SCIE Research briefing 34: Communication training for care home workers: outcomes for older people, staff, families and friends
By Jo Moriarty, Meiling Kam, Caroline Coomber, Deborah Rutter and Michael Turner
Published: November 2010
This briefing draws on a range of UK and internationally published research to look at training to improve nursing and residential care workers' communication skills.
- Training can improve the way that staff working in care homes communicate with older people.
- ‘Refresher’ sessions and regular feedback are needed to maintain these improvements. Training works best when it is part of a wider commitment to quality improvement.
- Staff think that communications training helps improve their knowledge and understanding of the issues faced by older people and their family carers.
- Where communications training leads to improvements in the quality of social interactions between staff and older people, this can in turn lead to improvements in older people’s quality of life and well-being.
- Our current knowledge is limited by the quality and type of research that has been done on training. More studies looking at the effects of training in the long term and more drawing on the perspectives of older people and carers are needed.
About the development of this research briefing
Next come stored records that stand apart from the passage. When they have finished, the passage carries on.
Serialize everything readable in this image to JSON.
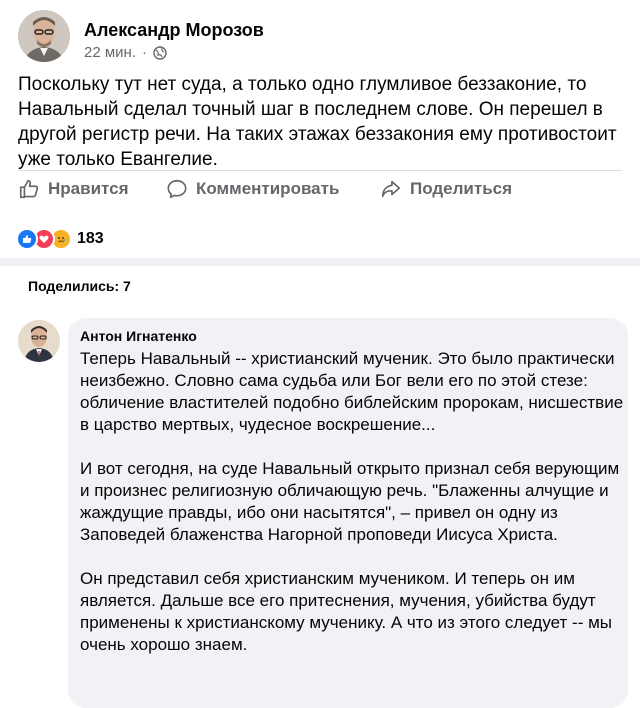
{
  "post": {
    "author": "Александр Морозов",
    "time": "22 мин.",
    "separator": "·",
    "text": "Поскольку тут нет суда, а только одно глумливое беззаконие, то Навальный сделал точный шаг в последнем слове. Он перешел в другой регистр речи. На таких этажах беззакония ему противостоит уже только Евангелие."
  },
  "actions": {
    "like": "Нравится",
    "comment": "Комментировать",
    "share": "Поделиться"
  },
  "reactions": {
    "count": "183",
    "types": [
      "like-icon",
      "love-icon",
      "sad-icon"
    ]
  },
  "shares": {
    "label": "Поделились: 7"
  },
  "comment": {
    "author": "Антон Игнатенко",
    "paragraphs": [
      "Теперь Навальный -- христианский мученик. Это было практически неизбежно. Словно сама судьба или Бог вели его по этой стезе: обличение властителей подобно библейским пророкам, нисшествие в царство мертвых, чудесное воскрешение...",
      "И вот сегодня, на суде Навальный открыто признал себя верующим и произнес религиозную обличающую речь. \"Блаженны алчущие и жаждущие правды, ибо они насытятся\", – привел он одну из Заповедей блаженства Нагорной проповеди Иисуса Христа.",
      "Он представил себя христианским мучеником. И теперь он им является. Дальше все его притеснения, мучения, убийства будут применены к христианскому мученику. А что из этого следует -- мы очень хорошо знаем."
    ]
  },
  "colors": {
    "secondary_text": "#65676b",
    "like_blue": "#1877f2",
    "love_red": "#f33e58",
    "sad_yellow": "#f7b125",
    "comment_bg": "#f0f2f5"
  }
}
Scoping and searching
Scoping began in December 2009; further searching took place January ot February 2010.
Research briefing methodology
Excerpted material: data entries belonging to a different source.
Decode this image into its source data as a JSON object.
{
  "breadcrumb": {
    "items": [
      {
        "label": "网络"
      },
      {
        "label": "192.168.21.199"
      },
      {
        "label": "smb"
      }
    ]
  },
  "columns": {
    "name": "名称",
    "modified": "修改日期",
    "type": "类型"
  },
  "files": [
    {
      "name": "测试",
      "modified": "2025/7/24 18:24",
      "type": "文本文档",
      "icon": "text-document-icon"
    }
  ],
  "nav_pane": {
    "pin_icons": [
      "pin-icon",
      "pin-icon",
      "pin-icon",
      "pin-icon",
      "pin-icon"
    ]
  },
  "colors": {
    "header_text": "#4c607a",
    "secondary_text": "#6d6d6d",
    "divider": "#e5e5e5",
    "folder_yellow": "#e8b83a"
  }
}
SCIE research briefing methodology was followed throughout (inclusion criteria; material not comprehensively quality assured; evidence synthesised and key messages formulated by author): see research briefing methodology for a full description.
Peer review and testing
Lead author is a topic expert. The briefing was peer reviewed internally for methodology, and externally by an independent topic expert.